**Task brief:** Your response should contain each line of the data that includes "change".
'''
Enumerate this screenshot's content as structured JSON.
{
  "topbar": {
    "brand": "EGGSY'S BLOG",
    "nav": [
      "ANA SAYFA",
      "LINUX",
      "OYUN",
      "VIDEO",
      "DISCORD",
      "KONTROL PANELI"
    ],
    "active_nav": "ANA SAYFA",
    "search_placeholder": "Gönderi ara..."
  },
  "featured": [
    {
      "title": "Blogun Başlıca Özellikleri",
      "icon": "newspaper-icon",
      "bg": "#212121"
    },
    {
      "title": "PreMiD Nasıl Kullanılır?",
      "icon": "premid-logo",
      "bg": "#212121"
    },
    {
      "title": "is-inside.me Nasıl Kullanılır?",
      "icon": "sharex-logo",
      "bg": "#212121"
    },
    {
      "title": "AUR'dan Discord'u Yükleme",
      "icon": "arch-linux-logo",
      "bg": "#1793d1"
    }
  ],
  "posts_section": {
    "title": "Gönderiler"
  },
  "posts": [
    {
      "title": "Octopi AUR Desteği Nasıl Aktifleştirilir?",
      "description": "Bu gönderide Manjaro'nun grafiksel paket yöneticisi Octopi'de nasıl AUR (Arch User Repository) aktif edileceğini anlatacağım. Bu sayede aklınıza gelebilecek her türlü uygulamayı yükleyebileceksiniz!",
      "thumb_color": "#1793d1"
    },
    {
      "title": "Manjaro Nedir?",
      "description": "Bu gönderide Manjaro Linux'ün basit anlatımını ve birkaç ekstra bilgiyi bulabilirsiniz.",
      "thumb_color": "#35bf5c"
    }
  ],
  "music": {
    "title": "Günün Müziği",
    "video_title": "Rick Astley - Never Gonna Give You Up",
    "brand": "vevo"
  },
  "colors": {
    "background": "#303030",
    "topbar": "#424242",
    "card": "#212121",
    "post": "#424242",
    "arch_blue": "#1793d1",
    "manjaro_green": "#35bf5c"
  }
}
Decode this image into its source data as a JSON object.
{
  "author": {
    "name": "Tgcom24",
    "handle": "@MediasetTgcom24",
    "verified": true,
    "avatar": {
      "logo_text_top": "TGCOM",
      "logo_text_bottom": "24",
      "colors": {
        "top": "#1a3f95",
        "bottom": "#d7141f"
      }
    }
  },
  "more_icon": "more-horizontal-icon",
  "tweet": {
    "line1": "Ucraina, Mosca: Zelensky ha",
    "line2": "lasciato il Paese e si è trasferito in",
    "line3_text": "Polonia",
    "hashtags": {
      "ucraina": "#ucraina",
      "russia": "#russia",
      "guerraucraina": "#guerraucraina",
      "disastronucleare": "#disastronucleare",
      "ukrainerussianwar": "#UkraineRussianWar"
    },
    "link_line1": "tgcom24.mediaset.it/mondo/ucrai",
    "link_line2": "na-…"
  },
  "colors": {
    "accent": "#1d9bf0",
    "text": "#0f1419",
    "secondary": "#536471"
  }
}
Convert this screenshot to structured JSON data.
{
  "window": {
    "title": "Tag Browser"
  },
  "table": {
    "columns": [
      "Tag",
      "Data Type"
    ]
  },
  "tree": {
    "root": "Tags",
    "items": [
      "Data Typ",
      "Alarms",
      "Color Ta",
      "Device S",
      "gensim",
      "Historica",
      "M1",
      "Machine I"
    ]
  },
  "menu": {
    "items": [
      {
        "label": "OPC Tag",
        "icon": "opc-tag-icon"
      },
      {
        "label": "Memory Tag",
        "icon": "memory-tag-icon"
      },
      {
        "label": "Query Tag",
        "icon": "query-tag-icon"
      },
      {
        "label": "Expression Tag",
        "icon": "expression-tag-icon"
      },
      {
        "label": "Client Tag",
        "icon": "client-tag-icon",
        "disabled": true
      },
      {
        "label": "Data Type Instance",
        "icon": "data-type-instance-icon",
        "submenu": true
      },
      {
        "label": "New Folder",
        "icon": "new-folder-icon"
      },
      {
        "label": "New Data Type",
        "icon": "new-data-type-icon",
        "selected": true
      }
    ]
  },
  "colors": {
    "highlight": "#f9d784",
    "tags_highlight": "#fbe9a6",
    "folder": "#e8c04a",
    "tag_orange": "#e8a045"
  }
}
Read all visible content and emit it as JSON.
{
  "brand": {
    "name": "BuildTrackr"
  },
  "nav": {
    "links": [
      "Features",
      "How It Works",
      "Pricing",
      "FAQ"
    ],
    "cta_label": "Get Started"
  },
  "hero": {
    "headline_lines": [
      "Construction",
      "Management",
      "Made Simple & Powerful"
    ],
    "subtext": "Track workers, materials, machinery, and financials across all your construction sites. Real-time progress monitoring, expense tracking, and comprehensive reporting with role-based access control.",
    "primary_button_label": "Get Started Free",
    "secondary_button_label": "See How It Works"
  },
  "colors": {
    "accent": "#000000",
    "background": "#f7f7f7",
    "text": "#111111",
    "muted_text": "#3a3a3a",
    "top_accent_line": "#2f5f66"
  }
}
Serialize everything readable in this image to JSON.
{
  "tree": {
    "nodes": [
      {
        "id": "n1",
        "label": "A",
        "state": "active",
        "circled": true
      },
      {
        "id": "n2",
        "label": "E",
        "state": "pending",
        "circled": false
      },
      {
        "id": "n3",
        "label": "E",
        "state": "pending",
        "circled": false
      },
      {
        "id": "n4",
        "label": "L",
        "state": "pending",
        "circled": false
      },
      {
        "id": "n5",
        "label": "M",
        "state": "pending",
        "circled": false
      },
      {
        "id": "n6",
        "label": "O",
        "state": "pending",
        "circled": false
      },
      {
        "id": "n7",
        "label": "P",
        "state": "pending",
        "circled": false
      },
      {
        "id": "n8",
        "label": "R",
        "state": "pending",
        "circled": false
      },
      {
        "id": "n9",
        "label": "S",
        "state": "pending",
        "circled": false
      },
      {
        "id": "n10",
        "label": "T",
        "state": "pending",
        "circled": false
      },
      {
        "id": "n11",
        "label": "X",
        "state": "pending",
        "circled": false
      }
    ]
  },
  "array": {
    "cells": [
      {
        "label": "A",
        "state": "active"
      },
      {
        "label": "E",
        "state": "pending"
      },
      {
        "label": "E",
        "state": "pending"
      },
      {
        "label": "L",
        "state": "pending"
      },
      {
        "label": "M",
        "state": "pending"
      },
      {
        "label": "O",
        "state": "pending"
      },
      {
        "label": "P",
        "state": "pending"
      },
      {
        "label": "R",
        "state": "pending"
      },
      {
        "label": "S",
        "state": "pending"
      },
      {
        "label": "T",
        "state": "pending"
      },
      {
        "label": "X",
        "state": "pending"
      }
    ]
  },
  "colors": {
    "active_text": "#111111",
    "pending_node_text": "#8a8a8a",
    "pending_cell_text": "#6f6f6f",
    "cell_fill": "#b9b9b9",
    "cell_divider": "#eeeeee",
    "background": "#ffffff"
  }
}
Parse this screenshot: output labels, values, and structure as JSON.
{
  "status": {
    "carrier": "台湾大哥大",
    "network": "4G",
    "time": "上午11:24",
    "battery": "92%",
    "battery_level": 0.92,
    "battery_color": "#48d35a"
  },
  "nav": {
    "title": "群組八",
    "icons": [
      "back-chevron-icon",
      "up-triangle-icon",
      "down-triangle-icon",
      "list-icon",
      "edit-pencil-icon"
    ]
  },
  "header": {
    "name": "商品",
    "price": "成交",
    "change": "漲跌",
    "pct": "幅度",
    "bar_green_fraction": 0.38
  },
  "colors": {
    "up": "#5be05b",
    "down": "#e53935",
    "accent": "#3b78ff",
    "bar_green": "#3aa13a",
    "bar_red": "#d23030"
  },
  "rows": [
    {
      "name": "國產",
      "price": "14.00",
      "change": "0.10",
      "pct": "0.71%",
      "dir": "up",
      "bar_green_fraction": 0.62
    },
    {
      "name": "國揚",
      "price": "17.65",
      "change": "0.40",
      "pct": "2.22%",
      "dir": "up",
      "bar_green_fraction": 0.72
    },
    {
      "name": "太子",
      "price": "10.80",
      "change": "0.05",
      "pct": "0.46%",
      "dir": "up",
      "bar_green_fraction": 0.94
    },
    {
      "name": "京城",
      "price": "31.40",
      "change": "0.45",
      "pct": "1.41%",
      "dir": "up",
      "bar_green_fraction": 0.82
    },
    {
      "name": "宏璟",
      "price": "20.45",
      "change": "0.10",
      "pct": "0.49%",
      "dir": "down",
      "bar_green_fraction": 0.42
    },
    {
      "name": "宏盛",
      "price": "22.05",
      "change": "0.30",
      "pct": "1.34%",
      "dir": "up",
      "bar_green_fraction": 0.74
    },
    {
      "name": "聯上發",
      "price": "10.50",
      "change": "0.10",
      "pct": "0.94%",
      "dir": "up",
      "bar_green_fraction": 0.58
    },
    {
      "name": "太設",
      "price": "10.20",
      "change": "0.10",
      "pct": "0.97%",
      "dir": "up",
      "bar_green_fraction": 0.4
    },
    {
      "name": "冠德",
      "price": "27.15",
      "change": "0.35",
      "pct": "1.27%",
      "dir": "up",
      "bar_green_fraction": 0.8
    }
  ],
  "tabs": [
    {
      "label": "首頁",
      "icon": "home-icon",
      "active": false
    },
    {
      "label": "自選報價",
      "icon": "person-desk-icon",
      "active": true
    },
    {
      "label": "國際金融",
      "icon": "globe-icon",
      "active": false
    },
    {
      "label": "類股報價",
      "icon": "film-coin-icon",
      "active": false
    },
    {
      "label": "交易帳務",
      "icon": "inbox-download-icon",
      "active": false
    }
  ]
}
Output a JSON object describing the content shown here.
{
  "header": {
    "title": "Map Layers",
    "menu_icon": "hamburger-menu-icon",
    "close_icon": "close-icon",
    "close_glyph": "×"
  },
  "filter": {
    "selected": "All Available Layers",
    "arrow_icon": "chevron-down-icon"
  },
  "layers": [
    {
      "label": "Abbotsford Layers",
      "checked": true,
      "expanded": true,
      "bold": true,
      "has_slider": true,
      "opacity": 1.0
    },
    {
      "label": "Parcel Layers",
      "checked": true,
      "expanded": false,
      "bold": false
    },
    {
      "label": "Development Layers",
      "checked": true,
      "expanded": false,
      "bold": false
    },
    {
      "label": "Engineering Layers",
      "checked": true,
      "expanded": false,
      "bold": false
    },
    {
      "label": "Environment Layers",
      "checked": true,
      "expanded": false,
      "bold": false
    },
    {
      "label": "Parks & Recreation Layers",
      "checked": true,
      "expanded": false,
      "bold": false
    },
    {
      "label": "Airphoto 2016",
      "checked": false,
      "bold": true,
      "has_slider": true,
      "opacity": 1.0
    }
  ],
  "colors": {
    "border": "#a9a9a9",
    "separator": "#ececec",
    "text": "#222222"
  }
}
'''
**Task output:**
    "change": "漲跌",
      "change": "0.10",
      "change": "0.40",
      "change": "0.05",
      "change": "0.45",
      "change": "0.10",
      "change": "0.30",
      "change": "0.10",
      "change": "0.10",
      "change": "0.35",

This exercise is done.